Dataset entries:
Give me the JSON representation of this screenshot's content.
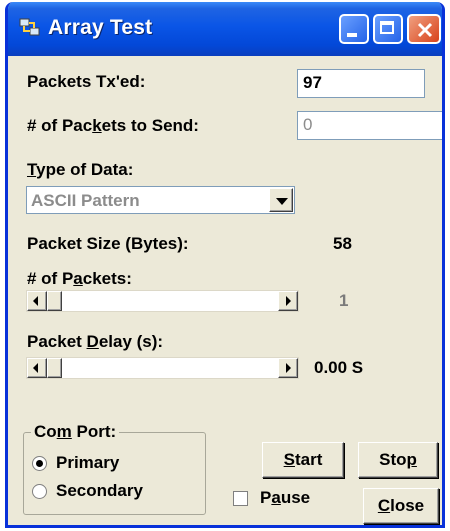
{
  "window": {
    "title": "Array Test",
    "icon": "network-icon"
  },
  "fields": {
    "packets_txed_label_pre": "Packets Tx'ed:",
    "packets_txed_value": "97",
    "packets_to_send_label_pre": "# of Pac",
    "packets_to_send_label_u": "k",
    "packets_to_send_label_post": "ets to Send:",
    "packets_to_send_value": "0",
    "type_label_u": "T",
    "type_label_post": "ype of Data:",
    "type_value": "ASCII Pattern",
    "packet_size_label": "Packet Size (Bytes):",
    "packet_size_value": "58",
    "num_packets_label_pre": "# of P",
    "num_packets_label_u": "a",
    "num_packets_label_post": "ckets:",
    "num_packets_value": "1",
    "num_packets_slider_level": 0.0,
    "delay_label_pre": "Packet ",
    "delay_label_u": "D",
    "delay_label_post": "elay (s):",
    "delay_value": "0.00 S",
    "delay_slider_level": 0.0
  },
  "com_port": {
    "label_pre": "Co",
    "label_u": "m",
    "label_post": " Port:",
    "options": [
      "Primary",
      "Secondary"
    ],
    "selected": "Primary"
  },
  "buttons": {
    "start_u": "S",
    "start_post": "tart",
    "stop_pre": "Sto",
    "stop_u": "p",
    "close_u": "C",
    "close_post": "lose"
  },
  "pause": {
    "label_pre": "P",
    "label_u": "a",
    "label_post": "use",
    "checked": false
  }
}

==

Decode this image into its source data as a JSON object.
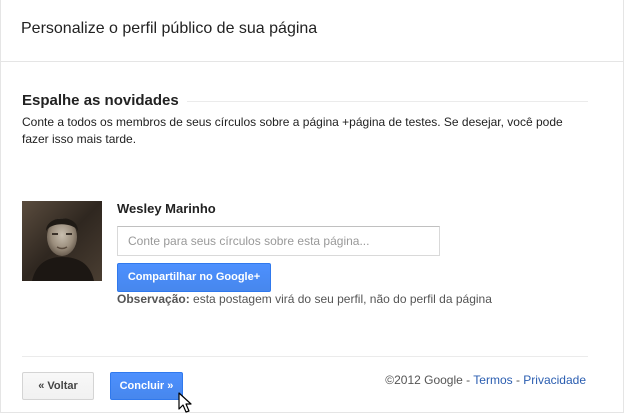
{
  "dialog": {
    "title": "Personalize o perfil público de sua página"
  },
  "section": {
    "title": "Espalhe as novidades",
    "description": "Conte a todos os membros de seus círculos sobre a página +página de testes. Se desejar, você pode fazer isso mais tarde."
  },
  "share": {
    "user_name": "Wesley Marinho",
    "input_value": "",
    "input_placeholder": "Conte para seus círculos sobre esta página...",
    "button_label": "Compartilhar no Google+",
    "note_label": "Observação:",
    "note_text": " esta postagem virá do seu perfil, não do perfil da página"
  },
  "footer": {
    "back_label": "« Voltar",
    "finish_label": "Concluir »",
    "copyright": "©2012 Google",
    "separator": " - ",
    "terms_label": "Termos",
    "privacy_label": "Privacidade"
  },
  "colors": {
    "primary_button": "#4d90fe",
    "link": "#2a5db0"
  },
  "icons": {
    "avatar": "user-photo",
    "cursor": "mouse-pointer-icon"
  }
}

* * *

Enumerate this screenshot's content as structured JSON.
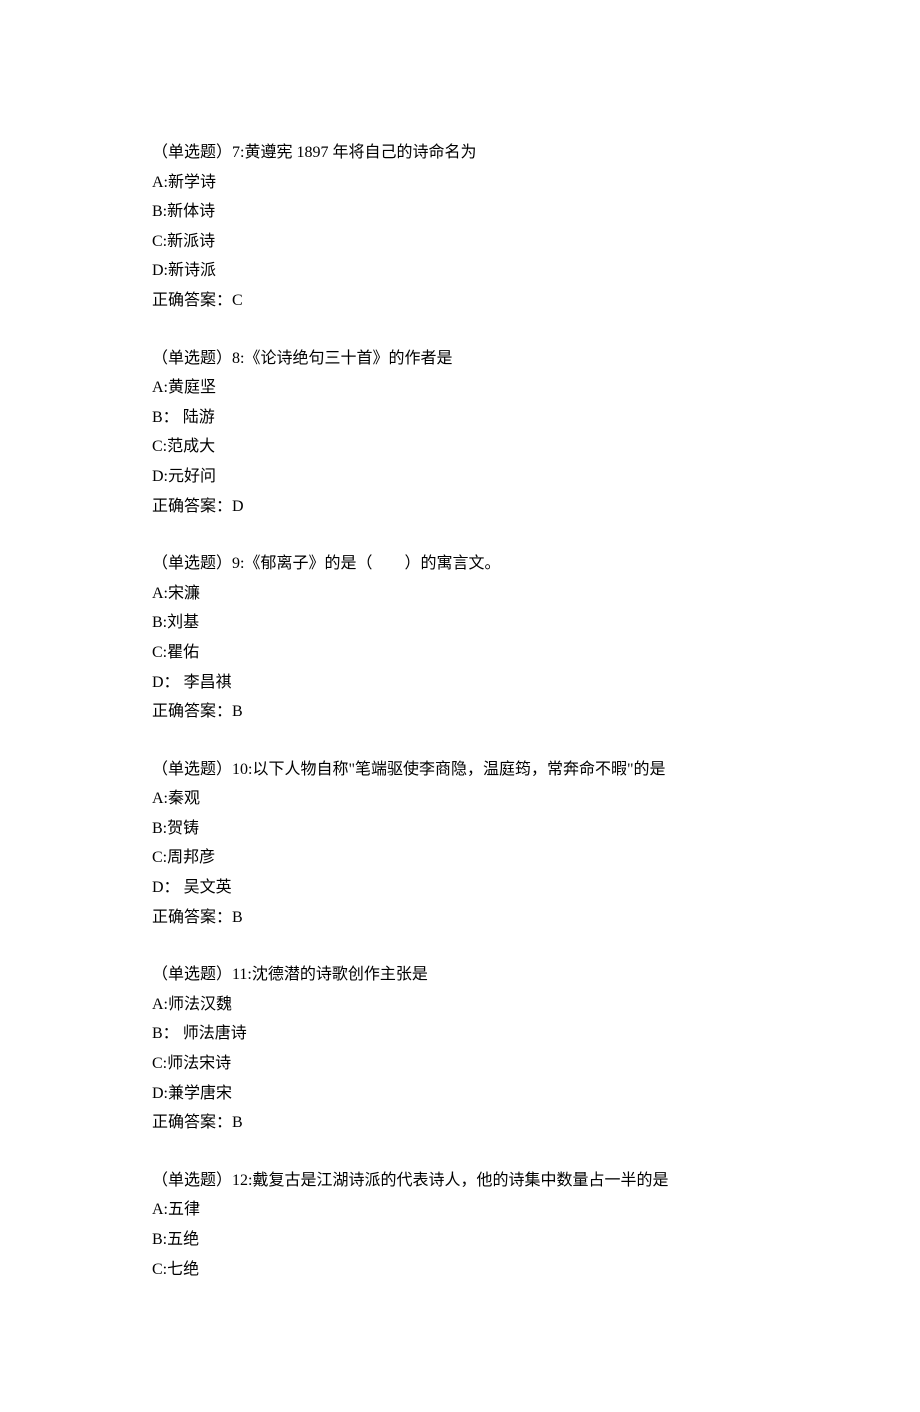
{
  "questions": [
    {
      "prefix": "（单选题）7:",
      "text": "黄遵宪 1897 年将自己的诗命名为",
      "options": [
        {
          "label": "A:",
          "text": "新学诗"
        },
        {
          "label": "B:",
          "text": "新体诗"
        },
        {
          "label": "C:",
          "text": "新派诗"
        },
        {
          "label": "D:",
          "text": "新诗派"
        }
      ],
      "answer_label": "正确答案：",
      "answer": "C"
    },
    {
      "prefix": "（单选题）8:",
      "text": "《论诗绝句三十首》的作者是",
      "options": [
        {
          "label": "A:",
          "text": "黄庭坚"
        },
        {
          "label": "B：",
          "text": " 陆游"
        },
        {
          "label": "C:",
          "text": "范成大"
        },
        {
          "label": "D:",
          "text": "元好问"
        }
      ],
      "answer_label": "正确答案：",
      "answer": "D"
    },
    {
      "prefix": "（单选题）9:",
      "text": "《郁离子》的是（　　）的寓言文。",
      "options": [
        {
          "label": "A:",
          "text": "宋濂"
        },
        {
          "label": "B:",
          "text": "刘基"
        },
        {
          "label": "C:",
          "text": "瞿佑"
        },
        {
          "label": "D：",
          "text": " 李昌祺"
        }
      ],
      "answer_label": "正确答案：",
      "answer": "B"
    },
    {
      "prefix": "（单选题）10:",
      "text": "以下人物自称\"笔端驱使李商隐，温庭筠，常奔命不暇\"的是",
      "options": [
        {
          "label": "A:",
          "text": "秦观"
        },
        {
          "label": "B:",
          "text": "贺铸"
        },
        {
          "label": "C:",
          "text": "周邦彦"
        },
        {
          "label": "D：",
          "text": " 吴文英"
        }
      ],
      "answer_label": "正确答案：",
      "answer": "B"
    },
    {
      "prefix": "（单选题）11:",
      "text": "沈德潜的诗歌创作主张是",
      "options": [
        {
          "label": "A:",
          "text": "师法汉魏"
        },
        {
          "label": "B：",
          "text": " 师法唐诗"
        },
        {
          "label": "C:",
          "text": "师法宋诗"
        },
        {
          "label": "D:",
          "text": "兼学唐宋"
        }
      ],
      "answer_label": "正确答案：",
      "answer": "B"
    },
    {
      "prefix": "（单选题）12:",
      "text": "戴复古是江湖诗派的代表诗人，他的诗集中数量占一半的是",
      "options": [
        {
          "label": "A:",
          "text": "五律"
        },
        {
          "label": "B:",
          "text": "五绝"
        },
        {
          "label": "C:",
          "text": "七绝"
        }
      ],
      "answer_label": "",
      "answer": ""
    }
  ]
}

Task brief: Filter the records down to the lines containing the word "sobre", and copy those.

Exercise output:
    "description": "Conte a todos os membros de seus círculos sobre a página +página de testes. Se desejar, você pode fazer isso mais tarde."
    "input_placeholder": "Conte para seus círculos sobre esta página...",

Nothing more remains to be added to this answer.